(Recorded data)
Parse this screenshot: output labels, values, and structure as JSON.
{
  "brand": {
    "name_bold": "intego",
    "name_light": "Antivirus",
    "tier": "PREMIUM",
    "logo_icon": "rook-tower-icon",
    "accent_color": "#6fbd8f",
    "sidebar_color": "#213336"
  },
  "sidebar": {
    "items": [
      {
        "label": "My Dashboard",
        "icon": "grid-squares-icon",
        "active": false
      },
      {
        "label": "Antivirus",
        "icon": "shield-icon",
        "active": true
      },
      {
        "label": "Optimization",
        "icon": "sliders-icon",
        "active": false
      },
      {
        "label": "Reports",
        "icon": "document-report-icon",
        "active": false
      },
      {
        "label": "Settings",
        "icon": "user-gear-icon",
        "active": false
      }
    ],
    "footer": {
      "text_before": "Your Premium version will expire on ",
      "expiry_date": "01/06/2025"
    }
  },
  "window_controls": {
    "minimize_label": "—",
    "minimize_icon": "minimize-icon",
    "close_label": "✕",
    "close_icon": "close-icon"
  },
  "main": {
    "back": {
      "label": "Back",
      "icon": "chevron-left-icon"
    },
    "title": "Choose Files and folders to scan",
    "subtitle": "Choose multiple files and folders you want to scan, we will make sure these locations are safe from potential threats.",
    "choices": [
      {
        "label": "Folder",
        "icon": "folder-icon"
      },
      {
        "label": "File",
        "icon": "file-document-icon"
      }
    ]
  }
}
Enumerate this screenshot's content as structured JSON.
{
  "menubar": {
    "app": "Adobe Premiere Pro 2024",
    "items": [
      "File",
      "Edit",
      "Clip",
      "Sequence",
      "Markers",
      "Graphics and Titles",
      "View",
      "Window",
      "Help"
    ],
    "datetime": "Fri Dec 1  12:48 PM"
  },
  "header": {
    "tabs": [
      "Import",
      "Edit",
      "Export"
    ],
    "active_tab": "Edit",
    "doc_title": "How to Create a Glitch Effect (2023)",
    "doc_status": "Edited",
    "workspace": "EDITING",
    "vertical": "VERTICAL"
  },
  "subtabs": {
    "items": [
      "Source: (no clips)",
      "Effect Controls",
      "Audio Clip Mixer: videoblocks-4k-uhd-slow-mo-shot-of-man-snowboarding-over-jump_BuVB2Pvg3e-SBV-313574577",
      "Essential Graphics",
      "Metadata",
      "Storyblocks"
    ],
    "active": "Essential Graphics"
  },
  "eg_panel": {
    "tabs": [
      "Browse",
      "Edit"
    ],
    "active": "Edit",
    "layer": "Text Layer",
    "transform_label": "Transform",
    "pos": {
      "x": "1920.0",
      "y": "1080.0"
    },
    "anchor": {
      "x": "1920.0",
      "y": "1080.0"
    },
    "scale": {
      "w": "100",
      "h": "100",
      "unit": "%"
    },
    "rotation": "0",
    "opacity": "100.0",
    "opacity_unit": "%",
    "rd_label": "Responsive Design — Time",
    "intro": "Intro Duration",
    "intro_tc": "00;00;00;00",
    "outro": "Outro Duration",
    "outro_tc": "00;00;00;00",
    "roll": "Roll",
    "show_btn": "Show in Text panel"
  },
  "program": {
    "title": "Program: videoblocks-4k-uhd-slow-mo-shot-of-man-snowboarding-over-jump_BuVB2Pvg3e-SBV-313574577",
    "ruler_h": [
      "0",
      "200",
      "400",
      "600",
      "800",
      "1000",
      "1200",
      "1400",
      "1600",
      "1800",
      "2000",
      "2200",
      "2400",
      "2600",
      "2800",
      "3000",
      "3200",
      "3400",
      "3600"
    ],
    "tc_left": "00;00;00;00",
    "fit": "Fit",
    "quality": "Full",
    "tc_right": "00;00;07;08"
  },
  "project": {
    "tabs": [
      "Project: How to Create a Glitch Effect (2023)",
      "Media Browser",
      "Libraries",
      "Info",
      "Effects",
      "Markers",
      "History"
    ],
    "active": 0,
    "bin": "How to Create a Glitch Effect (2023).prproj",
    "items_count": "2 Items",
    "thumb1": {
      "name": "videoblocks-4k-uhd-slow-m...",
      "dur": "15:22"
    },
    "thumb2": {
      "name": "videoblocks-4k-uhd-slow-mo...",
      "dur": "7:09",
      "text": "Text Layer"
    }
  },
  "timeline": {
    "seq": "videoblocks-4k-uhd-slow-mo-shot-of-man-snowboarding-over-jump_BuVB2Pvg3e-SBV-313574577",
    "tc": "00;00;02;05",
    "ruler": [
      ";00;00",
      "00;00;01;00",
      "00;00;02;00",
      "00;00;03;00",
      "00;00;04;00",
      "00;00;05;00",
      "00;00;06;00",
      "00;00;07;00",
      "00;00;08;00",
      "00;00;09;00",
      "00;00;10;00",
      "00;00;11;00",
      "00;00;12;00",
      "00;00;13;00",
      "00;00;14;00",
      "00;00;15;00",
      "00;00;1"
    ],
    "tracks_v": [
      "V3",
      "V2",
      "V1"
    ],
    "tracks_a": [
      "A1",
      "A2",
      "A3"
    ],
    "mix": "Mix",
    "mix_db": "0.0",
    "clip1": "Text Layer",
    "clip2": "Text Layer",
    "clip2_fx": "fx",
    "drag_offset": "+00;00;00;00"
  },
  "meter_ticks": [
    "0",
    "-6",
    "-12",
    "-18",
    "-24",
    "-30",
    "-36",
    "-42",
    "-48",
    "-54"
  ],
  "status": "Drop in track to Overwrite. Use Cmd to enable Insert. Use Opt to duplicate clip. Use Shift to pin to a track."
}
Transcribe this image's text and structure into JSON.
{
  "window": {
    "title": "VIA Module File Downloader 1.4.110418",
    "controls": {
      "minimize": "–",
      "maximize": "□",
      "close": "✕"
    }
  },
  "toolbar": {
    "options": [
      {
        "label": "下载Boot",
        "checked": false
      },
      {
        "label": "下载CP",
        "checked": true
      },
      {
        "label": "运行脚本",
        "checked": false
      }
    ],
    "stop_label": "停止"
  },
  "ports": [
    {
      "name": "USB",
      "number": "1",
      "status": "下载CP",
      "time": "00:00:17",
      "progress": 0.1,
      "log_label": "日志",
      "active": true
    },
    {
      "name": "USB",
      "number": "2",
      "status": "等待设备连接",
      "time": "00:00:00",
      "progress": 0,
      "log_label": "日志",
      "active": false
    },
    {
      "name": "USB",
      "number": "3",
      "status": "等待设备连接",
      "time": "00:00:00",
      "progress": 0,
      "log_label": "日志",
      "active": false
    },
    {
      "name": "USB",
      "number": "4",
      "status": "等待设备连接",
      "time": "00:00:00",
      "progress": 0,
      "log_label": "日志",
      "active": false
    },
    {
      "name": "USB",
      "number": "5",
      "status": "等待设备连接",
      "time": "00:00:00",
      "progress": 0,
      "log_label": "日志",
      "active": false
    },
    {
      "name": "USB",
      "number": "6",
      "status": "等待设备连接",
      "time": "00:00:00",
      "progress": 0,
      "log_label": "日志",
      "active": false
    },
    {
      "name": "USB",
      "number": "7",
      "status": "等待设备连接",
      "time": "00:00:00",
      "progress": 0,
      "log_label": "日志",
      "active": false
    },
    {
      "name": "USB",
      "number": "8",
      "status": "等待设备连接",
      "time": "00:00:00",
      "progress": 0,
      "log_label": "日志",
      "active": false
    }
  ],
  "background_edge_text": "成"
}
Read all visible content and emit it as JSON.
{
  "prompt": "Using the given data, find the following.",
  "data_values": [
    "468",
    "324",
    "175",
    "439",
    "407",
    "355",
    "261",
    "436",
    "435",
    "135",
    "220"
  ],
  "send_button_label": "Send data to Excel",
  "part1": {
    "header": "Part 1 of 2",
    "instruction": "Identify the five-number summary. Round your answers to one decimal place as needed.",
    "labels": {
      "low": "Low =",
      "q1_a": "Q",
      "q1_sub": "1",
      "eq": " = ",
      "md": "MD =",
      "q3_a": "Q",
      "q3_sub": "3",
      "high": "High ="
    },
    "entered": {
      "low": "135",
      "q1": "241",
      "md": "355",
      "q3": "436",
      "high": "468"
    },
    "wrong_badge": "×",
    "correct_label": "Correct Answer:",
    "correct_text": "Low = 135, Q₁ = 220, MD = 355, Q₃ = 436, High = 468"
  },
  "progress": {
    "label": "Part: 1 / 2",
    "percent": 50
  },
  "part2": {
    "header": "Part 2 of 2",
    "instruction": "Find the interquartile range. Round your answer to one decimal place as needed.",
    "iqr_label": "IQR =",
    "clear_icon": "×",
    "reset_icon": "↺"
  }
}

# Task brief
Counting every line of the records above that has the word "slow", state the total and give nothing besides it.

# Answer box
5